Wednesday, December 1, 2021
The hemp-derived cannabinoid market continues to grow and evolve despite lingering questions over federal legality and numerous state laws that try to keep pace. Much has been written about new “legal” hemp products that contain intoxicating delta-8 THC, delta-10 THC and THC-O Acetate. This article, however, seeks to highlight a brazen new use for familiar old delta-9 THC. Edible products with intoxicating levels of delta-9 THC now are being sold as legal and less-expensive alternatives to regulated cannabis products. Although purveyors of hemp-derived delta-9 THC seek to exploit a perceived loophole in the 2018 Farm Bill’s definition of hemp extracts, these unregulated and intoxicating products are fraught with risk. The cannabis and hemp industries and their insurers should take notice and respond now.
Admittedly, there is some ambiguity in the Farm Bill’s definition of hemp extract because liquid extracts cannot be weighed on a dry weight basis (the Farm Bill’s definition of legal hemp extract includes “the plant Cannabis sativa L. and any part of that plant, including … extracts …, whether growing or not, with a delta-9 tetrahydrocannabinol concentration of not more than 0.3% on a dry weight basis”). Congress nevertheless clearly intended to make illegal any intoxicating products derived from legal hemp, based on a clear reading of the Farm Bill and its legislative background documents. We can therefore confidently say that intoxicating delta-9 THC products from hemp violate the spirit if not the actual letter of the law.
The Problem Illustrated
To illustrate the problem of hemp products that contain less than 0.3 percent delta-9 THC concentration but are nevertheless intoxicating, consider these examples. A typical energy bar of 60 grams would be allowed to have up to 180 mg delta-9 THC if limited to 0.3 percent THC concentration by weight. Regulated cannabis edible products, by comparison, typically may be sold only in a serving size of no more than 10 mg, with a limit of up to 100 mg per package. A four gram hemp gummy product, however, could have 10 mg of delta-9 THC and still fall below the allowable concentration threshold.
As States Race to Catch Up, California Announces a New Approach
As states grapple with how to respond effectively to the problem of unregulated intoxicating hemp cannabinoids being sold openly and online, some may choose to replicate California’s new approach announced within Assembly Bill 45 (AB45), which was signed into law by Governor Gavin Newsom in early October 2021. AB45 allows for hemp-derived cannabinoids, extracts and derivatives in food and dietary supplements with various restrictions.
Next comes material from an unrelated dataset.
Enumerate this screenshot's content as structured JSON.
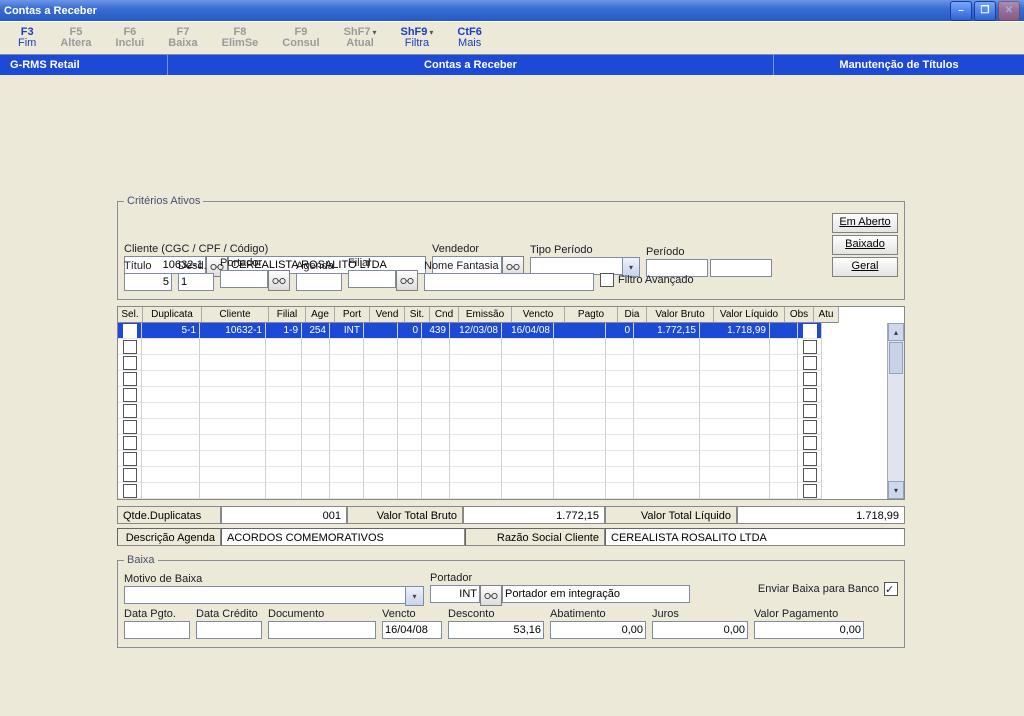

To curtail the growth of new intoxicating products such as delta-8 THC, the bill creates a new definition for “THC or comparable cannabinoid” that includes “[any] tetrahydrocannabinol, including, but not limited to, Delta-8-tetrahydrocannabinol, Delta-9-tetrahydrocannabinol and Delta-10-tetrahydrocannabinol, however derived.” The California Department of Public Health (CDPH) is granted discretion to include or exclude within this definition “any other cannabinoid, except cannabidiol, that the department determines … to cause intoxication.” This provides CDPH with the flexibility to respond quickly to new intoxicating hemp cannabinoid products sold within the state.